A notification about phone calls:  due to the COVID-19 plague, we've significantly increased our incoming inquiries--nearly double our usual volume--and the number of incoming inquiries by phone has been literally overwhelming.  Although most writers will say that their call "will only take 15 minutes," the truth is, that after 10 years of doing this, most author inquiry calls take an hour.  45 minutes at best. I'm currently receiving 7-10 calls/day, and due to that, I've had to stop accepting incoming phone calls, which my voicemail will tell you. You can leave a message--I can't call you back without one--and if a call is needed, I will of course call you.  But we have very complete and extensive email replies, handouts and our website is very informative. Almost all the questions that I receive during a call are actually already answered on our site, or are, in fact, publishing questions, not questions about our services, what we do, what we offer, or the like.  I already handle between 90-130 emails/day, as it is. I can't handle that many emails and take 7-10 hours of calls each day.
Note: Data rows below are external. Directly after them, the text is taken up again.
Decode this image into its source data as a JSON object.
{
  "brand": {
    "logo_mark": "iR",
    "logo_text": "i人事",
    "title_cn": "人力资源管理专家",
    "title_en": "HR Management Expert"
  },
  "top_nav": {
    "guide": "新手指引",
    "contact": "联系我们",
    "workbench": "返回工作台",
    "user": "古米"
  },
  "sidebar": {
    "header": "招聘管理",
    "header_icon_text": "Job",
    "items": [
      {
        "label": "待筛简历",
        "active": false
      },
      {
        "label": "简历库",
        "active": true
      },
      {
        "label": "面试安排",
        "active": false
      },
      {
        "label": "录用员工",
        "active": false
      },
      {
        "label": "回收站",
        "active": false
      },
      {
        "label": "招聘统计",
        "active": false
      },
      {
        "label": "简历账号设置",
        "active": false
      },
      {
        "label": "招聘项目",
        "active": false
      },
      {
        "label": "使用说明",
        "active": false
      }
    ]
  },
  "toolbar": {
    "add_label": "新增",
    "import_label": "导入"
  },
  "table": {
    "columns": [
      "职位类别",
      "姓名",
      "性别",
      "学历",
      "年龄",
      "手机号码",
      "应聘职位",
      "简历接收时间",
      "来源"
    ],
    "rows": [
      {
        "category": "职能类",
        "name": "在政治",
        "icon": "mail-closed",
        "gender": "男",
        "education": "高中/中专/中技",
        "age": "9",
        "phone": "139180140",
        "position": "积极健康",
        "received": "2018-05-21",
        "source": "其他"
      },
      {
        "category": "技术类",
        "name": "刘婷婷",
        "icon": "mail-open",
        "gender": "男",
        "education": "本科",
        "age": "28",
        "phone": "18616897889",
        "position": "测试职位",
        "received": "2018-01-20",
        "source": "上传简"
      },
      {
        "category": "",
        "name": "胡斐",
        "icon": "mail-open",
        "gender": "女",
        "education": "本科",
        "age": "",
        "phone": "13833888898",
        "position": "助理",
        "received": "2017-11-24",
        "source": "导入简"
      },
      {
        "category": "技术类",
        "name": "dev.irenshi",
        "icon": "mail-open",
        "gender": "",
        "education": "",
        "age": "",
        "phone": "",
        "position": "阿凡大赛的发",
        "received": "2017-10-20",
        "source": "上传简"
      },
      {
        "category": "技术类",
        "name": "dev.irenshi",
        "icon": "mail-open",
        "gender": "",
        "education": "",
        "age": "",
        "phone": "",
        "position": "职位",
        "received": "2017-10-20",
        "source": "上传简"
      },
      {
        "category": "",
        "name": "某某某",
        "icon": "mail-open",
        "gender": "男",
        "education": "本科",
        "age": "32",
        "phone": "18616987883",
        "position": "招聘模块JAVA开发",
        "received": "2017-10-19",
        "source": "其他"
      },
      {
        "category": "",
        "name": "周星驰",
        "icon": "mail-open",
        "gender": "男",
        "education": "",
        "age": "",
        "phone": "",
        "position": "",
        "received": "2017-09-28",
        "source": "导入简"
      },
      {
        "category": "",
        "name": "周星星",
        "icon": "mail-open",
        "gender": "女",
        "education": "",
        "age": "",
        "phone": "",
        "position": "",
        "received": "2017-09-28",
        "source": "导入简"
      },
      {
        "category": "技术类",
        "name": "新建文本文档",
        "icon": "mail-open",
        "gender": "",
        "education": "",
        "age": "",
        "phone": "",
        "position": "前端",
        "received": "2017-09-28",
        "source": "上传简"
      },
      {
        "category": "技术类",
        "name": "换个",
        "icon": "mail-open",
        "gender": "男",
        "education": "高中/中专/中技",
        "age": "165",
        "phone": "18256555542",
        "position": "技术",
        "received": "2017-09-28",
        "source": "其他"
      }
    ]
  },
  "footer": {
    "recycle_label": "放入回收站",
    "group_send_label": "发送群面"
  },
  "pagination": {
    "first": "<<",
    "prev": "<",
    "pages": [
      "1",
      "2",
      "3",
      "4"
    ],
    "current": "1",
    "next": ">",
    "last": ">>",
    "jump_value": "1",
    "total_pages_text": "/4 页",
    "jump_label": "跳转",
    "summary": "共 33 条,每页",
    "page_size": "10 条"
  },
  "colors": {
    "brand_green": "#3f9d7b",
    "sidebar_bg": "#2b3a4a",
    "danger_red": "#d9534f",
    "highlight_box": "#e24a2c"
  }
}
I can't. So, in order to be able to answer this huge email volume, to help the greatest number of people, with my time, I've had to stop accepting calls.  I'm sorry, but that's just how it is. I'm in the process of setting up a call-appointment function, for free 15-minute calls to answer questions from new prospective customers and longer paid sessions for folks who generally want consulting on "publishing," generally (and for prospective kids' book publishers, as a special category of paid consulting).  But that functionality isn't yet set up. I hope to get that working the 3rd week of July, sometime.  

Thank you for your understanding.